During Thomas’s trial, Detective Superintendent Rodney Whitfield Murray retired from the force at the age of forty-eight. Shortly after the trial, Detective Chief Inspector John David Richardson also retired from the force.
One of the witnesses at the trial, a radio journalist who was walking past Chestergate Autos when the murderer drove out, gave his evidence. After giving evidence he spoke to DCI Richardson whom he knew well. He told him that the man in the dock was not he man that he saw driving away from the murder scene. As far as we are aware, DCI Richardson did not record this information and did not pass it on to the defence team. We only found out about it years later when Bob Duffield, who originally researched the case for TVs Trial and Error programme, went to talk to the witness.

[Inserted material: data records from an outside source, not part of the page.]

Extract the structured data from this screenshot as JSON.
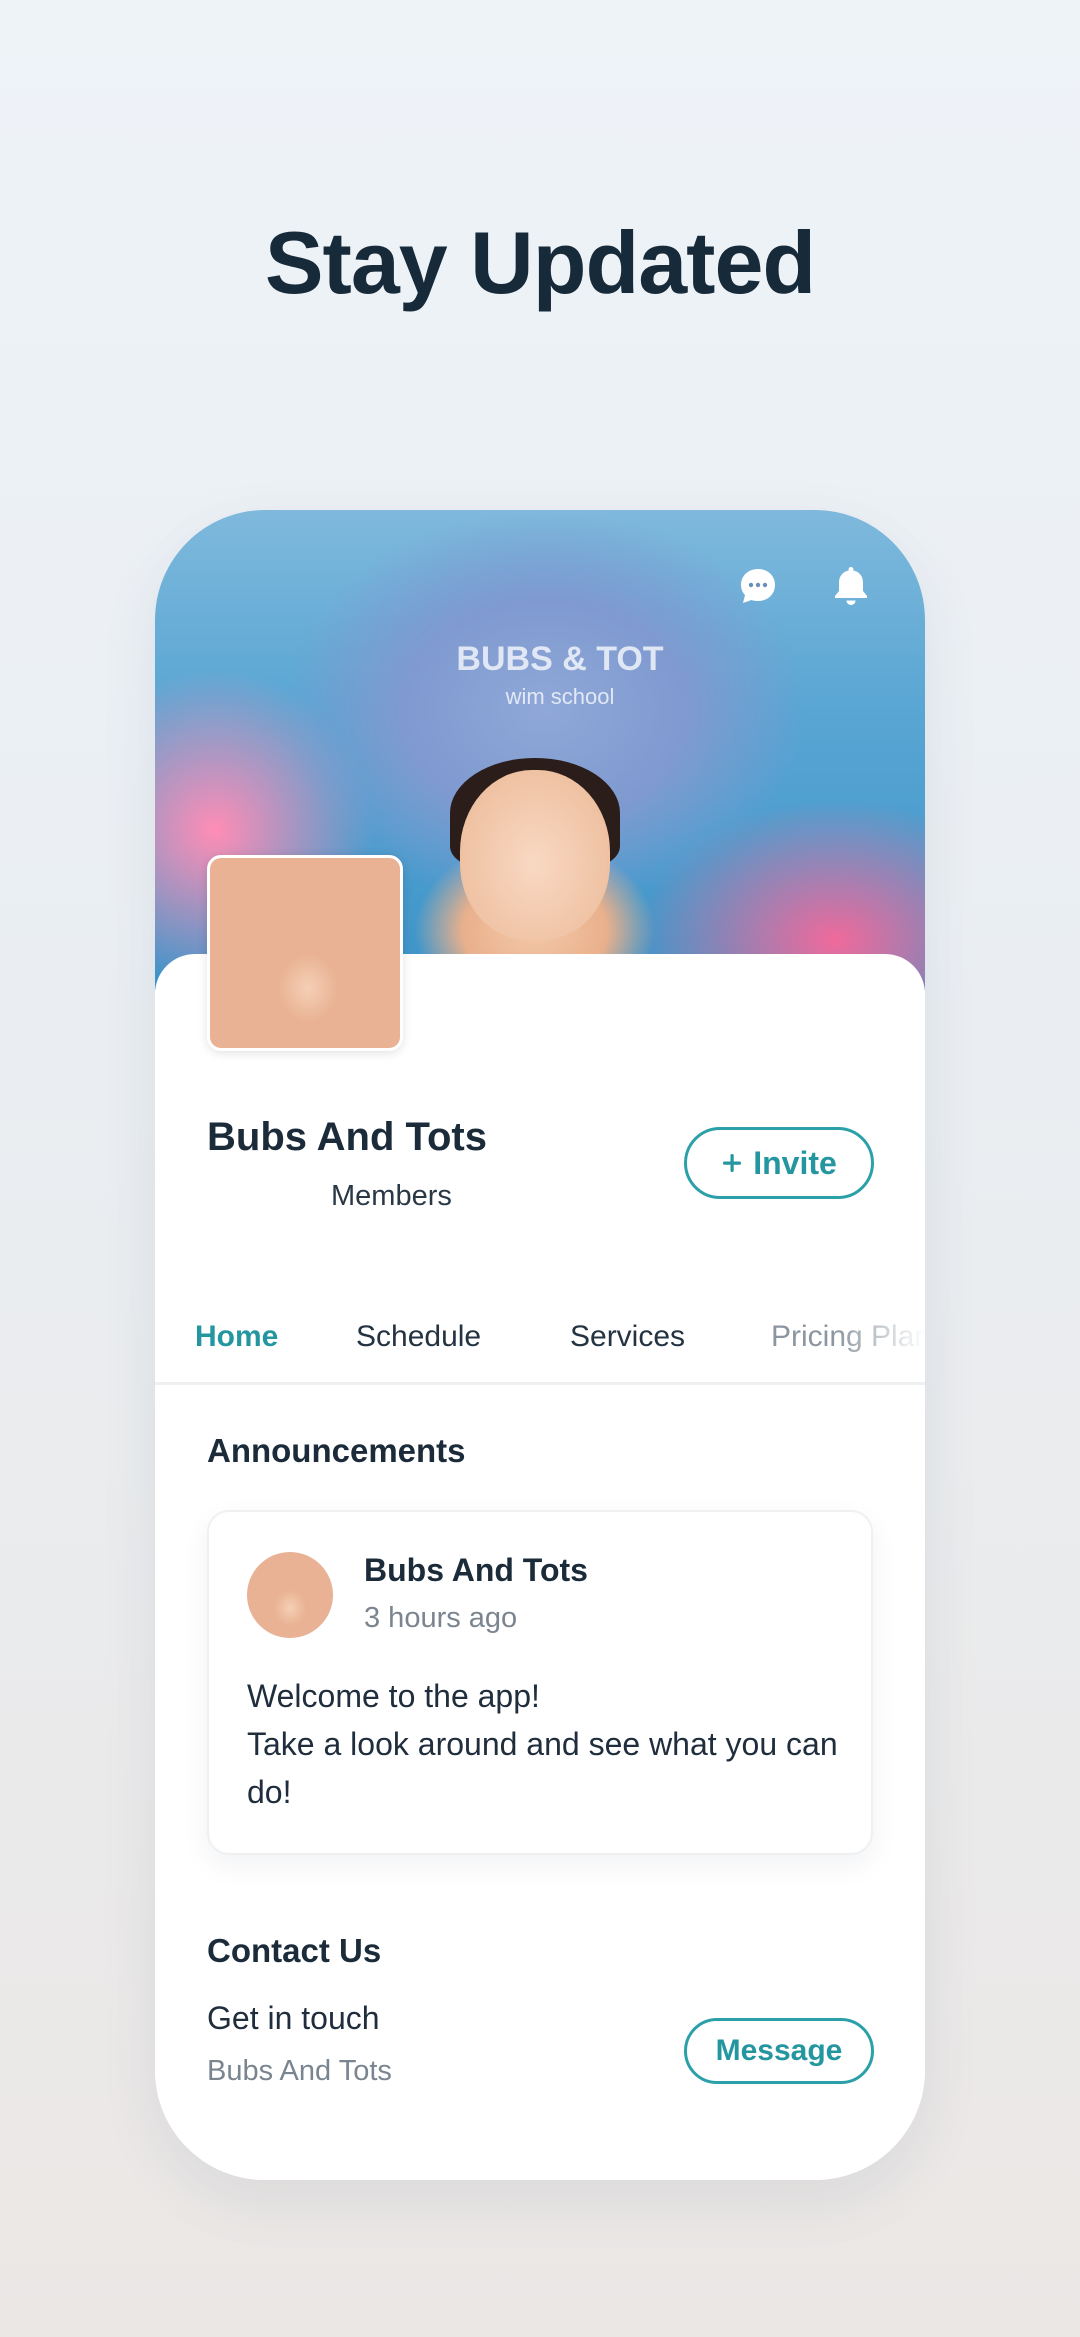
{
  "headline": "Stay Updated",
  "profile": {
    "name": "Bubs And Tots",
    "subtitle": "Members",
    "invite_label": "Invite",
    "cover_shirt_text": "BUBS & TOT",
    "cover_shirt_sub": "wim school"
  },
  "tabs": [
    {
      "label": "Home",
      "active": true
    },
    {
      "label": "Schedule",
      "active": false
    },
    {
      "label": "Services",
      "active": false
    },
    {
      "label": "Pricing Plar",
      "active": false
    }
  ],
  "announcements": {
    "title": "Announcements",
    "post": {
      "author": "Bubs And Tots",
      "time": "3 hours ago",
      "line1": "Welcome to the app!",
      "line2": "Take a look around and see what you can do!"
    }
  },
  "contact": {
    "title": "Contact Us",
    "line": "Get in touch",
    "sub": "Bubs And Tots",
    "message_label": "Message"
  },
  "icons": {
    "chat": "chat-bubble-icon",
    "bell": "bell-icon",
    "plus": "plus-icon"
  },
  "colors": {
    "accent": "#2ba0a8",
    "text_dark": "#172a3a",
    "muted": "#7a8590"
  }
}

The bulk of the investigation into the murders was carried out by Detective Inspector Kenny Caldwell
DI Kenny Caldwell, as has been proven over the past several years, is one of the most corrupt individuals ever to have served in the police force. It was said by his own internal investigating officers during interview with Caldwell in 2002, “Under your command, your officers have shown a total and complete disregard for the laws and procedures that govern how the police service should operate. There appears within that team a complete lack of honesty and integrity. The actions of your staff have precluded any thorough investigation and the true offenders will never face justice”. They continue, “In Harvey v Gifford in 1994, it was held that a police enquiry is a course of justice and you and all your staff have effectively perverted the course of justice in excess of 600 occasions”. This resulted in J Division, Stockport being disbanded by the Chief Constable of Manchester.
Several of these junior officers were part of the squad who investigated the MOT murders. This in itself explains the corrupt nature of the investigation. Quite incredibly, DS Damian Moran, one of Caldwell’s junior officers involved in the murder investigation, was the senior officer responsible for correlating evidence for the prosecution for the leave to appeal hearing in October 2007.
When Caldwell was asked by the prosecuting counsel for the leave to appeal hearing to make a statement with regards to covert taping and whether or not he was the senior officer who went with Mr Peter Openshaw QC to see the trial judge, he refused to do so and said any further contact should be made through his solicitor.